BEGIN

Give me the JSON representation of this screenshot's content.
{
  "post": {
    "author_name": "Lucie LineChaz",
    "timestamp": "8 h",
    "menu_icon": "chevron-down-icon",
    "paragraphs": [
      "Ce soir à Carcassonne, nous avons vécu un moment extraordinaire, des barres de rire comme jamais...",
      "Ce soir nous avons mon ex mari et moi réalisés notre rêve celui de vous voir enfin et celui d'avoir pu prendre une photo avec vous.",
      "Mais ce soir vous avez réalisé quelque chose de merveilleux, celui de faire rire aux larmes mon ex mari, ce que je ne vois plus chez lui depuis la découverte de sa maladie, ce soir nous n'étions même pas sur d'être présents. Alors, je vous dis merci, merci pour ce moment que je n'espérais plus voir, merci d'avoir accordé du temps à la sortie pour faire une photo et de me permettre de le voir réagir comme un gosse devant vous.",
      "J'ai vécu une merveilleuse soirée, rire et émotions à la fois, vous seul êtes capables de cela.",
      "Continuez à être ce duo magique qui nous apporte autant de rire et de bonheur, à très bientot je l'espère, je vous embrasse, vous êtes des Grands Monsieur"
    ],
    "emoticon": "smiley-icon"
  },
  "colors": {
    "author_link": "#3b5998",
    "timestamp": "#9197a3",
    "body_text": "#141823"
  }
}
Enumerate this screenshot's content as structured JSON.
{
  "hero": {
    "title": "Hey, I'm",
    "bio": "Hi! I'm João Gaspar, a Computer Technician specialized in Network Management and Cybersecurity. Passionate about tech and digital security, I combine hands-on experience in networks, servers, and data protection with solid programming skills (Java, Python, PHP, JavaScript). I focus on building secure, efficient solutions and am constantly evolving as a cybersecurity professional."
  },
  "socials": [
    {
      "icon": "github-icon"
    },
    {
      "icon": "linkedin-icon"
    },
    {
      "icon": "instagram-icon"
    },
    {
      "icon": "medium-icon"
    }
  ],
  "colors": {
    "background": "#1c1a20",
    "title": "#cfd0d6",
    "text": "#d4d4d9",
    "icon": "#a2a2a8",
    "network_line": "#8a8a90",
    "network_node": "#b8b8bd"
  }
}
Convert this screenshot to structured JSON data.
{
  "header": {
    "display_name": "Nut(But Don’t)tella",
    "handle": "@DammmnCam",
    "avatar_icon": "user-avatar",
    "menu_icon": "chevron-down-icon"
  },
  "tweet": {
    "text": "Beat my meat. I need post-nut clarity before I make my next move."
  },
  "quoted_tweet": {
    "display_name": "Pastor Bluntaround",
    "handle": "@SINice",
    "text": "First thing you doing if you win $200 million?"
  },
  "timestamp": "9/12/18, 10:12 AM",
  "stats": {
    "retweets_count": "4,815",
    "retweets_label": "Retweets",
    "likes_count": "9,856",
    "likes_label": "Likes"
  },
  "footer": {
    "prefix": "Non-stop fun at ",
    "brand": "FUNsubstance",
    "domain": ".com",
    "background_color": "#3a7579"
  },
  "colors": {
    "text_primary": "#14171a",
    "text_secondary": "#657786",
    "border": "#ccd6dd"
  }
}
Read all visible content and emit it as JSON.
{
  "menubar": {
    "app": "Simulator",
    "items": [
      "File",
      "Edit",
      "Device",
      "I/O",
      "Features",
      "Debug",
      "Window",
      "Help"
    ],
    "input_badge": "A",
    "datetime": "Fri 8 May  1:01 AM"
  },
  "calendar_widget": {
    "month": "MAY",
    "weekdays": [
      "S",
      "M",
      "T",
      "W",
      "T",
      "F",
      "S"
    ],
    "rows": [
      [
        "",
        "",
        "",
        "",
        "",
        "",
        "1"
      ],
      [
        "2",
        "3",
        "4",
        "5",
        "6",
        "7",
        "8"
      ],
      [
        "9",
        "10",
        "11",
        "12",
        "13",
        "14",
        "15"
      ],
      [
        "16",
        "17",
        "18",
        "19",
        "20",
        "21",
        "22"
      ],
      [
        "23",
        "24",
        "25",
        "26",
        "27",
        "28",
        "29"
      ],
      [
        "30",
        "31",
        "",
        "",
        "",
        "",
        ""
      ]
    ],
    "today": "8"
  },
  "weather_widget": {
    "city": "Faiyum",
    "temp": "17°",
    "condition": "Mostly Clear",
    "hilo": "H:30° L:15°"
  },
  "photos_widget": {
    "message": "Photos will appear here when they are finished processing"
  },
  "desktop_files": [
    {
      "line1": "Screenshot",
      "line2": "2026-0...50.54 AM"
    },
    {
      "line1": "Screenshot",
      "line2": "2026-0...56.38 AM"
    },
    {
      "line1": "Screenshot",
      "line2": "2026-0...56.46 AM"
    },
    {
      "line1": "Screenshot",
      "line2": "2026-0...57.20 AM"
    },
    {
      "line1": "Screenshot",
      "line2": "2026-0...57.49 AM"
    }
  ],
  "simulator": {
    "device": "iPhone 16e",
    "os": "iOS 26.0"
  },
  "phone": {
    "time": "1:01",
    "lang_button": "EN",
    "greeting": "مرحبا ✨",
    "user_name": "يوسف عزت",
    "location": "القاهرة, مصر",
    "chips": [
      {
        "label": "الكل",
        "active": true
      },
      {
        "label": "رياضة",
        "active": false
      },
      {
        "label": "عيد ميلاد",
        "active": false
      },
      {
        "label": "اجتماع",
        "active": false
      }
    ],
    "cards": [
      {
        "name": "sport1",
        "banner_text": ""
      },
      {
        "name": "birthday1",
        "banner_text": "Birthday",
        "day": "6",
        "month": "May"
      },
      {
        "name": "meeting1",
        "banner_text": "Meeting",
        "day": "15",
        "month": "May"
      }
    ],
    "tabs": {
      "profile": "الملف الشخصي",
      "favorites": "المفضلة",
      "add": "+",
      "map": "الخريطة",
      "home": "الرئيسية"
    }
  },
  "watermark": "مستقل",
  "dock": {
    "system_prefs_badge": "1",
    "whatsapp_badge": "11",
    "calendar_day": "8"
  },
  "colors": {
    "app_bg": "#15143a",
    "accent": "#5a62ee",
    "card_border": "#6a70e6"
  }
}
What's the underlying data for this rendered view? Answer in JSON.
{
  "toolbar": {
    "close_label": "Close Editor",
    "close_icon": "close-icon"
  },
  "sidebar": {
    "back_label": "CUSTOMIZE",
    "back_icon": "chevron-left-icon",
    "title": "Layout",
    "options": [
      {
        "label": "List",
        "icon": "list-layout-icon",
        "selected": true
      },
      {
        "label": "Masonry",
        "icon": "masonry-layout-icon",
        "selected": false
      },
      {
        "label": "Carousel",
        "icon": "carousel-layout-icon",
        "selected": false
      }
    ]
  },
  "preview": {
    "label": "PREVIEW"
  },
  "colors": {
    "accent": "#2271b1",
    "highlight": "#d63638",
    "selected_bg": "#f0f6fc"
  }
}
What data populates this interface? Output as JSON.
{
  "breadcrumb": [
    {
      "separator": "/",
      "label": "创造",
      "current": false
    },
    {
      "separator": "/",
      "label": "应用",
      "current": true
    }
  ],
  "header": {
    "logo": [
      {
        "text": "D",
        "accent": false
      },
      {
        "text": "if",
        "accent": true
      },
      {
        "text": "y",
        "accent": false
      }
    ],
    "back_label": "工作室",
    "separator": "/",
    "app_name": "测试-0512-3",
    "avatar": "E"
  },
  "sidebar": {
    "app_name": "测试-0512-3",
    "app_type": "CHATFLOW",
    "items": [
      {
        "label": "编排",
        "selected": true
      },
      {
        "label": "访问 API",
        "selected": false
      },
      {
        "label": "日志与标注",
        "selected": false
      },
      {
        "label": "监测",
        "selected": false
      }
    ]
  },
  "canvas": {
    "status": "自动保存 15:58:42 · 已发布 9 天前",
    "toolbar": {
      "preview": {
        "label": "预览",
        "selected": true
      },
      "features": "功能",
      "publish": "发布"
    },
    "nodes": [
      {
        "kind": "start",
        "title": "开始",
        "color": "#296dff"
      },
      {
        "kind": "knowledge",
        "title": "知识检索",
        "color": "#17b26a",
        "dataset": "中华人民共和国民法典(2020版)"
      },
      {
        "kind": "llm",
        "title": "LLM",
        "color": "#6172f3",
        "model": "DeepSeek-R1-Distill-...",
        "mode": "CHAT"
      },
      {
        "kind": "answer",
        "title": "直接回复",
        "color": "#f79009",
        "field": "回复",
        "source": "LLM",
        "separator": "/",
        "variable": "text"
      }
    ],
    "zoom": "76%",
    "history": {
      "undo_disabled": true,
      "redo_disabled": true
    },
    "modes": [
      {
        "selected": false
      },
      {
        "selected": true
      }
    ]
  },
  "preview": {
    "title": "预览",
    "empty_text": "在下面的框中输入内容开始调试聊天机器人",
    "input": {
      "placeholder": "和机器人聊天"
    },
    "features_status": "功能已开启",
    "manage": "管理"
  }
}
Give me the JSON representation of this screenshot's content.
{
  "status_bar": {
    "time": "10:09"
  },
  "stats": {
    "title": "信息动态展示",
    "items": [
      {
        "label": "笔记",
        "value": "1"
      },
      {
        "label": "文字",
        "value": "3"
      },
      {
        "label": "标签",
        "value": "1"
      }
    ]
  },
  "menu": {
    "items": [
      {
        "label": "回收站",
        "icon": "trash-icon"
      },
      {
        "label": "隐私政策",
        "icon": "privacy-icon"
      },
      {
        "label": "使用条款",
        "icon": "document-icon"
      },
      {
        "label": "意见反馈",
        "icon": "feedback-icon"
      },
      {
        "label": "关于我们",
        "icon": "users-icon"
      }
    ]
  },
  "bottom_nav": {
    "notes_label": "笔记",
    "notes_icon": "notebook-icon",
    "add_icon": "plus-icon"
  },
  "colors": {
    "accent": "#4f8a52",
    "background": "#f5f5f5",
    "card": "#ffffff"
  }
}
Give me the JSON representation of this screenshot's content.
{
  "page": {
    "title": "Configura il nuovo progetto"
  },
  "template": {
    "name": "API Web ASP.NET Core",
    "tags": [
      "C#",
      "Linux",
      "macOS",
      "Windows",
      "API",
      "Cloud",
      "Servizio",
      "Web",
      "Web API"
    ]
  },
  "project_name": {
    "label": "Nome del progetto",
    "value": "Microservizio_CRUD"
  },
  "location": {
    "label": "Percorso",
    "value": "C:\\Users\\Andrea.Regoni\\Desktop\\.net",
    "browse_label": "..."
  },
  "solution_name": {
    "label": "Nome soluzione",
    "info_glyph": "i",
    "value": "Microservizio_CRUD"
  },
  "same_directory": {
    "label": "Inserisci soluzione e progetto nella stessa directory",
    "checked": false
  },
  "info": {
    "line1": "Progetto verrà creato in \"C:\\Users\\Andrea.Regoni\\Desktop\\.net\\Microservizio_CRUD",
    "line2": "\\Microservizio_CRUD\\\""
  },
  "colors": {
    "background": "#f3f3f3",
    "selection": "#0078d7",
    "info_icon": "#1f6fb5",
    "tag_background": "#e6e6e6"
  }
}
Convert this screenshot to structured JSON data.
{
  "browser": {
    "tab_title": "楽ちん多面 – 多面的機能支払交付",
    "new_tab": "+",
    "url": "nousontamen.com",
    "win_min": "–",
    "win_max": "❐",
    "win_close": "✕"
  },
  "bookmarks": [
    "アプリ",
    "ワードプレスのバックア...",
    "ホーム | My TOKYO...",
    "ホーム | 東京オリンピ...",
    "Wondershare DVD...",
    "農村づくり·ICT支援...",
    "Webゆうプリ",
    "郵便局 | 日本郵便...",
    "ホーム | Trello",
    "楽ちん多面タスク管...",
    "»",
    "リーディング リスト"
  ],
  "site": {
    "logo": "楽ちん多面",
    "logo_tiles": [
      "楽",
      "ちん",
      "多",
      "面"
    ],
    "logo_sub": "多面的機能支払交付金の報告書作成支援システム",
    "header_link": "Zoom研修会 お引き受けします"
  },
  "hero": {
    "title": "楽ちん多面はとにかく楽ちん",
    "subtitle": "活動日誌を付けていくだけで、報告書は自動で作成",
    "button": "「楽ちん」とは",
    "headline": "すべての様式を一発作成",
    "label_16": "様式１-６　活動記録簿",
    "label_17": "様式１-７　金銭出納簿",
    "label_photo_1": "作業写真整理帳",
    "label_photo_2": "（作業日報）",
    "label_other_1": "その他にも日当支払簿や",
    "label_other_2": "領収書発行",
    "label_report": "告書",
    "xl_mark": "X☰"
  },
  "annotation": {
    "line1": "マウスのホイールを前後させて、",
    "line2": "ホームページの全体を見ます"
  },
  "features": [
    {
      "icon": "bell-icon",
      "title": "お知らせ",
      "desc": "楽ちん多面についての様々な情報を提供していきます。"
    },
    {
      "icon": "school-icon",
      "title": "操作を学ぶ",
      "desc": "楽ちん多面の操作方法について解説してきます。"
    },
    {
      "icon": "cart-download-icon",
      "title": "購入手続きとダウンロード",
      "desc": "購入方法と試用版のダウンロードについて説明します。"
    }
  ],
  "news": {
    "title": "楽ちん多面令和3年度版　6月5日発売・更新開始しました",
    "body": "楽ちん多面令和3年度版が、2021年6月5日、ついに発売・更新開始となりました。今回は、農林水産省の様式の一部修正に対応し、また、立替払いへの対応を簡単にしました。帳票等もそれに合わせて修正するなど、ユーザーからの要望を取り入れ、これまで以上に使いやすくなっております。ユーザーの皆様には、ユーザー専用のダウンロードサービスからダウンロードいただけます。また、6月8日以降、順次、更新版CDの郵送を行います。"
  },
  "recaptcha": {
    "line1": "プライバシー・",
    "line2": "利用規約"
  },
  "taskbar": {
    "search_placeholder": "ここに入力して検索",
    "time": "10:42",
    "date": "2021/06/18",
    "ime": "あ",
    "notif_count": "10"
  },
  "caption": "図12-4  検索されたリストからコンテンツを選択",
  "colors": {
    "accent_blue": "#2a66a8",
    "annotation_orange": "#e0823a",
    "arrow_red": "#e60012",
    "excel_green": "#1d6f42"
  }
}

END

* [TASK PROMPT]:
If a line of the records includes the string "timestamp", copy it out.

* [SOLUTION TO THIS TASK]:
    "timestamp": "8 h",
    "timestamp": "#9197a3",
  "timestamp": "9/12/18, 10:12 AM",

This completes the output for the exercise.